Using the data below, return every line that holds the word "историю".

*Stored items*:
⟨
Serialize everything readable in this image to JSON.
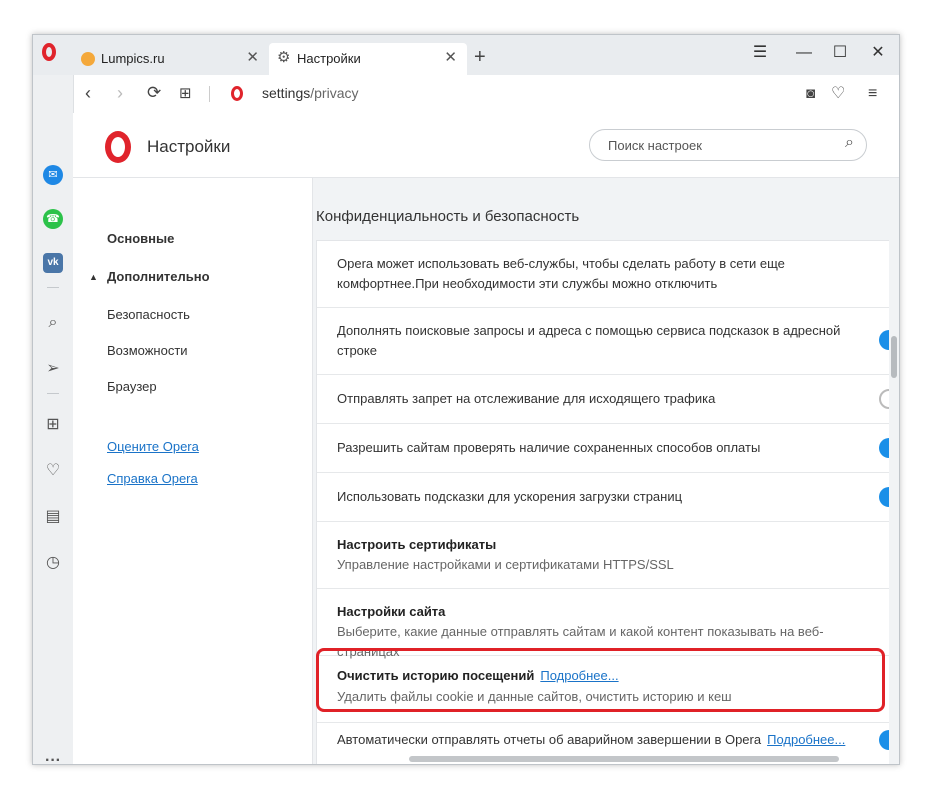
{
  "tabs": [
    {
      "label": "Lumpics.ru",
      "close": "✕"
    },
    {
      "label": "Настройки",
      "close": "✕"
    }
  ],
  "new_tab": "+",
  "window_controls": {
    "menu": "☰",
    "minimize": "—",
    "maximize": "☐",
    "close": "✕"
  },
  "address": {
    "host": "settings",
    "path": "/privacy"
  },
  "header": {
    "title": "Настройки",
    "search_placeholder": "Поиск настроек"
  },
  "leftnav": {
    "basic": "Основные",
    "advanced": "Дополнительно",
    "items": [
      "Безопасность",
      "Возможности",
      "Браузер"
    ],
    "links": [
      "Оцените Opera",
      "Справка Opera"
    ]
  },
  "section_title": "Конфиденциальность и безопасность",
  "rows": [
    {
      "text": "Opera может использовать веб-службы, чтобы сделать работу в сети еще комфортнее.При необходимости эти службы можно отключить"
    },
    {
      "text": "Дополнять поисковые запросы и адреса с помощью сервиса подсказок в адресной строке",
      "toggle": "on"
    },
    {
      "text": "Отправлять запрет на отслеживание для исходящего трафика",
      "toggle": "off"
    },
    {
      "text": "Разрешить сайтам проверять наличие сохраненных способов оплаты",
      "toggle": "on"
    },
    {
      "text": "Использовать подсказки для ускорения загрузки страниц",
      "toggle": "on"
    },
    {
      "title": "Настроить сертификаты",
      "sub": "Управление настройками и сертификатами HTTPS/SSL"
    },
    {
      "title": "Настройки сайта",
      "sub": "Выберите, какие данные отправлять сайтам и какой контент показывать на веб-страницах"
    },
    {
      "title": "Очистить историю посещений",
      "link": "Подробнее...",
      "sub": "Удалить файлы cookie и данные сайтов, очистить историю и кеш"
    },
    {
      "text": "Автоматически отправлять отчеты об аварийном завершении в Opera",
      "link": "Подробнее...",
      "toggle": "on"
    }
  ],
  "icons": {
    "sidebar": [
      "messenger-icon",
      "whatsapp-icon",
      "vk-icon",
      "search-icon",
      "send-icon",
      "speed-dial-icon",
      "heart-icon",
      "news-icon",
      "history-icon",
      "more-icon"
    ]
  },
  "sidebar_glyphs": {
    "vk": "vk",
    "more": "···"
  }
}
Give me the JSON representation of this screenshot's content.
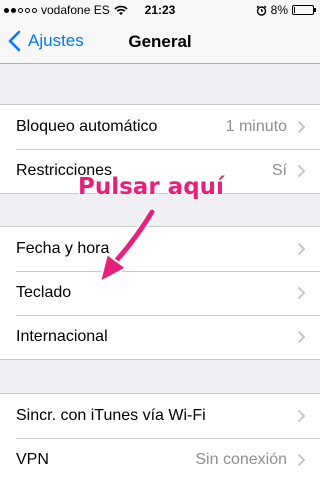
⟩
*EXERCISE SOLUTION*:
      "title": "Очистить историю посещений",
      "sub": "Удалить файлы cookie и данные сайтов, очистить историю и кеш"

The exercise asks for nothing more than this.